BEGIN Exercise data
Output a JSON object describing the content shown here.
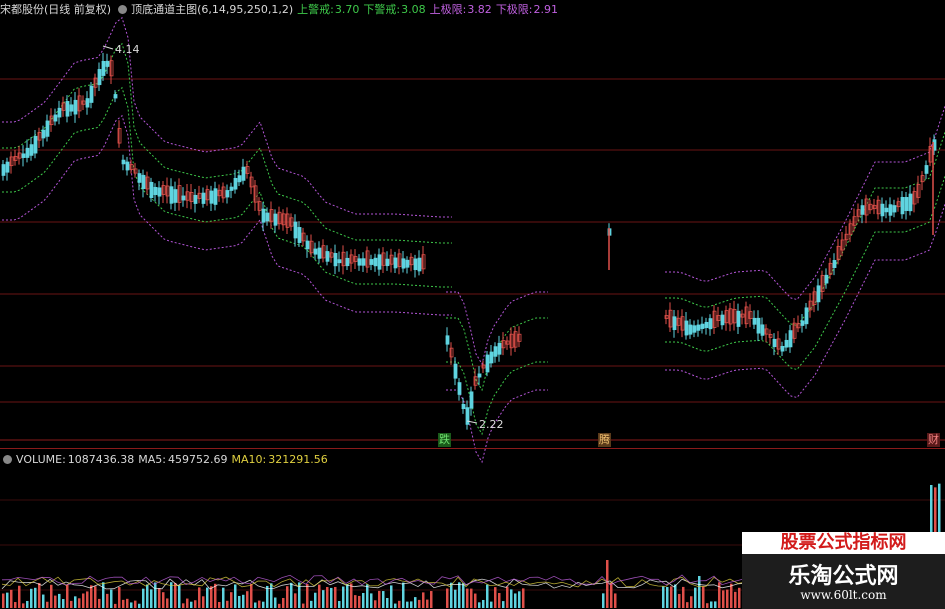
{
  "header": {
    "stock_name": "宋都股份(日线 前复权)",
    "indicator": "顶底通道主图(6,14,95,250,1,2)",
    "upper_warn_label": "上警戒:",
    "upper_warn_value": "3.70",
    "lower_warn_label": "下警戒:",
    "lower_warn_value": "3.08",
    "upper_limit_label": "上极限:",
    "upper_limit_value": "3.82",
    "lower_limit_label": "下极限:",
    "lower_limit_value": "2.91"
  },
  "annotations": {
    "high_label": "4.14",
    "low_label": "2.22",
    "marker_die": "跌",
    "marker_teng": "腾",
    "marker_cai": "财"
  },
  "volume": {
    "label": "VOLUME:",
    "value": "1087436.38",
    "ma5_label": "MA5:",
    "ma5_value": "459752.69",
    "ma10_label": "MA10:",
    "ma10_value": "321291.56"
  },
  "watermark": {
    "top_text": "股票公式指标网",
    "title": "乐淘公式网",
    "url": "www.60lt.com"
  },
  "colors": {
    "up": "#e0504a",
    "down": "#5fd4e0",
    "warn_line": "#3ec94a",
    "limit_line": "#b455d8",
    "background": "#000000"
  }
}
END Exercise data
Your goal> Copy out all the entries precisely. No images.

Answer to this task>
Output a JSON object describing the content shown here.
{
  "header": {
    "stock_name": "宋都股份(日线 前复权)",
    "indicator": "顶底通道主图(6,14,95,250,1,2)",
    "upper_warn_label": "上警戒:",
    "upper_warn_value": "3.70",
    "lower_warn_label": "下警戒:",
    "lower_warn_value": "3.08",
    "upper_limit_label": "上极限:",
    "upper_limit_value": "3.82",
    "lower_limit_label": "下极限:",
    "lower_limit_value": "2.91"
  },
  "annotations": {
    "high_label": "4.14",
    "low_label": "2.22",
    "marker_die": "跌",
    "marker_teng": "腾",
    "marker_cai": "财"
  },
  "volume": {
    "label": "VOLUME:",
    "value": "1087436.38",
    "ma5_label": "MA5:",
    "ma5_value": "459752.69",
    "ma10_label": "MA10:",
    "ma10_value": "321291.56"
  },
  "watermark": {
    "top_text": "股票公式指标网",
    "title": "乐淘公式网",
    "url": "www.60lt.com"
  },
  "colors": {
    "up": "#e0504a",
    "down": "#5fd4e0",
    "warn_line": "#3ec94a",
    "limit_line": "#b455d8",
    "background": "#000000"
  }
}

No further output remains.